• **Data in this exercise**:

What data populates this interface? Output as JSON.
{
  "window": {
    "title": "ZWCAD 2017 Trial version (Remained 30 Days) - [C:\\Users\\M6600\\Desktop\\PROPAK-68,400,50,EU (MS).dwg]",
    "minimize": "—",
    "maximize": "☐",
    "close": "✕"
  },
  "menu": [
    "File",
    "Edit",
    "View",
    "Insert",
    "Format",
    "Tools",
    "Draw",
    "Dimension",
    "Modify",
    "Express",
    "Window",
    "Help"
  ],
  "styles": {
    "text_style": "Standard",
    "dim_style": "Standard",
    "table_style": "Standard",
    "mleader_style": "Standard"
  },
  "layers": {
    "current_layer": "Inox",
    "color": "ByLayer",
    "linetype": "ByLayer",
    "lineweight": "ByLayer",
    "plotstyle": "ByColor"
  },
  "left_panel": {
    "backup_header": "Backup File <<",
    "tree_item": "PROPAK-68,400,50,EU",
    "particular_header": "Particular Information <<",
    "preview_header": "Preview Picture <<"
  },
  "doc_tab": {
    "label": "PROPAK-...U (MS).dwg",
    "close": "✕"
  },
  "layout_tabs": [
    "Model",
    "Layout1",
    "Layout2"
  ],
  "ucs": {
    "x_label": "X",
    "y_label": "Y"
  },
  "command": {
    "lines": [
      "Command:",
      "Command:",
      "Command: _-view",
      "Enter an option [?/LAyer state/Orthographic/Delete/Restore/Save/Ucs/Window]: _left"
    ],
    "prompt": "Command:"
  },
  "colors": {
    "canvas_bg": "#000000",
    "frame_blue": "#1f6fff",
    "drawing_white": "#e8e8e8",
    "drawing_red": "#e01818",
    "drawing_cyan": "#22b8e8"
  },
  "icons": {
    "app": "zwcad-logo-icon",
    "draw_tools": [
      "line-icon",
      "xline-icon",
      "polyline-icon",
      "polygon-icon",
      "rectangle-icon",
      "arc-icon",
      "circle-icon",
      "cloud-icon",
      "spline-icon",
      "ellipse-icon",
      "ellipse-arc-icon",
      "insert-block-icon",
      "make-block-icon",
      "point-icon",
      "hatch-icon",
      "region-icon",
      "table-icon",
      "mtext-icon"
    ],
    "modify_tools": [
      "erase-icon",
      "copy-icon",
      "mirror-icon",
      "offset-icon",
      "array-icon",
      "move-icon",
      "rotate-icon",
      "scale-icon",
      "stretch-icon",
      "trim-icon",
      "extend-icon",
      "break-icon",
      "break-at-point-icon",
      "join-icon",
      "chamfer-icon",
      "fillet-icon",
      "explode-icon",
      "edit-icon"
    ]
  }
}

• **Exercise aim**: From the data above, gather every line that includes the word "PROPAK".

• **Your response**:
    "title": "ZWCAD 2017 Trial version (Remained 30 Days) - [C:\\Users\\M6600\\Desktop\\PROPAK-68,400,50,EU (MS).dwg]",
    "tree_item": "PROPAK-68,400,50,EU",
    "label": "PROPAK-...U (MS).dwg",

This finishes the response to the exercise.